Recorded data
****

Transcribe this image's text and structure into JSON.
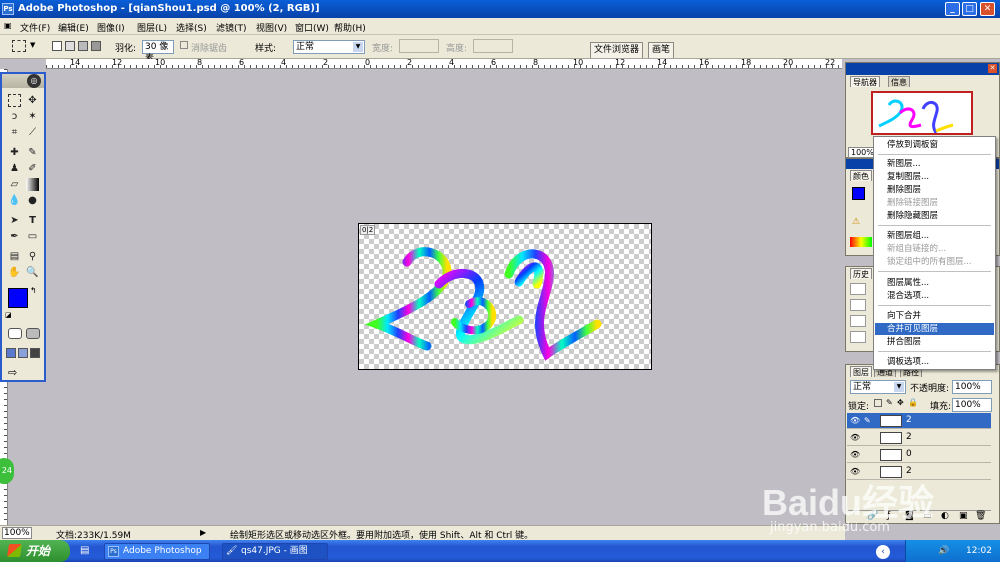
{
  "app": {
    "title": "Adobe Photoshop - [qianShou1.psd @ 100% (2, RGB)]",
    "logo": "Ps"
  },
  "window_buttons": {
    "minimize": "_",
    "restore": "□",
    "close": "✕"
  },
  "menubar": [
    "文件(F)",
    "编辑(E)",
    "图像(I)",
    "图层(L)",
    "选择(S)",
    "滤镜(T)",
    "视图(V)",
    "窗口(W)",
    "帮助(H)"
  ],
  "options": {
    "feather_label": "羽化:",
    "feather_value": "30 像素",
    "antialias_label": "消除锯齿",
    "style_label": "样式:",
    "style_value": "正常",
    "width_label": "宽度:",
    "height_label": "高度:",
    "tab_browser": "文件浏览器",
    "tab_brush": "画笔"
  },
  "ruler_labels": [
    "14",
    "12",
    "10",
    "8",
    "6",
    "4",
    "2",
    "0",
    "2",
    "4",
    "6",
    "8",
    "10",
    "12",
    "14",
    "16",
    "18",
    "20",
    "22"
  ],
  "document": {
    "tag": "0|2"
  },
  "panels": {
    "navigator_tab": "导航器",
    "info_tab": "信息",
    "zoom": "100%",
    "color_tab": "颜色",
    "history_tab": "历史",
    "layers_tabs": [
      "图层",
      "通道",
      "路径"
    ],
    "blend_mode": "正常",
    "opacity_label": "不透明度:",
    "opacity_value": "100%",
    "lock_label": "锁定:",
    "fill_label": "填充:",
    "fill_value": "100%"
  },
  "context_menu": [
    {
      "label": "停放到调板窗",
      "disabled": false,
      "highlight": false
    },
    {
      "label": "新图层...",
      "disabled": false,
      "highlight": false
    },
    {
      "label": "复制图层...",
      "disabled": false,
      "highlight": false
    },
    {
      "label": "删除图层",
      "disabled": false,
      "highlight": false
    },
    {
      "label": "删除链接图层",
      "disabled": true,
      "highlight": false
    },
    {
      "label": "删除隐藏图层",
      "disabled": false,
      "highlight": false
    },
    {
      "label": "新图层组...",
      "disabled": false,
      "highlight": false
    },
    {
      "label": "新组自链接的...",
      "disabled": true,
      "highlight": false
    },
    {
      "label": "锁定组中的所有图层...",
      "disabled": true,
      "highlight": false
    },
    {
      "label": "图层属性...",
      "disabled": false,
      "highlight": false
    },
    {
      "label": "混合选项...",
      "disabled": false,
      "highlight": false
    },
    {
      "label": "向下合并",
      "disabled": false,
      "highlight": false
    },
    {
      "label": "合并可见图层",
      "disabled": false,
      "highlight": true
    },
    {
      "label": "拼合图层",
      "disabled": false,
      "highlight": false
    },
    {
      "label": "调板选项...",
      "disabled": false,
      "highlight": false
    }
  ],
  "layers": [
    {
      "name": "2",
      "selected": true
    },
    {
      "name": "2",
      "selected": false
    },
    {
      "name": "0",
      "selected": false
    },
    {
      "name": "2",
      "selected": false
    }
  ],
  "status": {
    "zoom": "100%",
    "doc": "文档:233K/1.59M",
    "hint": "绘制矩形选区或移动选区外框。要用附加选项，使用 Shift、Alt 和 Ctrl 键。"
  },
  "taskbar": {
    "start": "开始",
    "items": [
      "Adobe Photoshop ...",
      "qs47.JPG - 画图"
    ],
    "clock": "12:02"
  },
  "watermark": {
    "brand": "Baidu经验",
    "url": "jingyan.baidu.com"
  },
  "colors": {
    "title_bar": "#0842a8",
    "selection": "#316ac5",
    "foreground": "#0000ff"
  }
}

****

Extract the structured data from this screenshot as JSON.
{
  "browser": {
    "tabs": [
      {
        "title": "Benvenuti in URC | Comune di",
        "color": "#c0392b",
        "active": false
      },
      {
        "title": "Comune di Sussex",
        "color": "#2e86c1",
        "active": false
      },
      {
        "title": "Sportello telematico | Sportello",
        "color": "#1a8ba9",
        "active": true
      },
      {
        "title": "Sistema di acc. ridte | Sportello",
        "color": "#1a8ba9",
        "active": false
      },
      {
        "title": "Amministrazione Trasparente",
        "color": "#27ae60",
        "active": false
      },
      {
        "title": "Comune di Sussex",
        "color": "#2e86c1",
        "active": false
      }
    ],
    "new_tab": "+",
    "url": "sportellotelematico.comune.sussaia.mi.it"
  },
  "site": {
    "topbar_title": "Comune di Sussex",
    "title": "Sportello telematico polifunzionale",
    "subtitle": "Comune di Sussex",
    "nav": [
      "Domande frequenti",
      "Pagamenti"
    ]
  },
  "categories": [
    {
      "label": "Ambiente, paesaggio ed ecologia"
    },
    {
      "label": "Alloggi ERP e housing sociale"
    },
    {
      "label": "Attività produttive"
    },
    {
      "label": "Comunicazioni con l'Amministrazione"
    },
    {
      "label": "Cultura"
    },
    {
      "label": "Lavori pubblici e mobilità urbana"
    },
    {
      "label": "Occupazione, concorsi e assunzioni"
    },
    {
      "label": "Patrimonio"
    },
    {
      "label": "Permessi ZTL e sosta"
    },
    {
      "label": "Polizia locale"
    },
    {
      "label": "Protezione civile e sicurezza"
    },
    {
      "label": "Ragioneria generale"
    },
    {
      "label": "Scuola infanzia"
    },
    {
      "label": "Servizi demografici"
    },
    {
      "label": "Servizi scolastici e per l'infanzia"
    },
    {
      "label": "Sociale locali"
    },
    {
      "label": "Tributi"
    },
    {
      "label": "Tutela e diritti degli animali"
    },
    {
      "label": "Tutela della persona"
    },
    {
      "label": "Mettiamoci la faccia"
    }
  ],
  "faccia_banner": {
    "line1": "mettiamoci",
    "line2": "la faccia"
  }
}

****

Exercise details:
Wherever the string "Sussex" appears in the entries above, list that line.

Response to this task:
        "title": "Comune di Sussex",
        "title": "Comune di Sussex",
    "topbar_title": "Comune di Sussex",
    "subtitle": "Comune di Sussex",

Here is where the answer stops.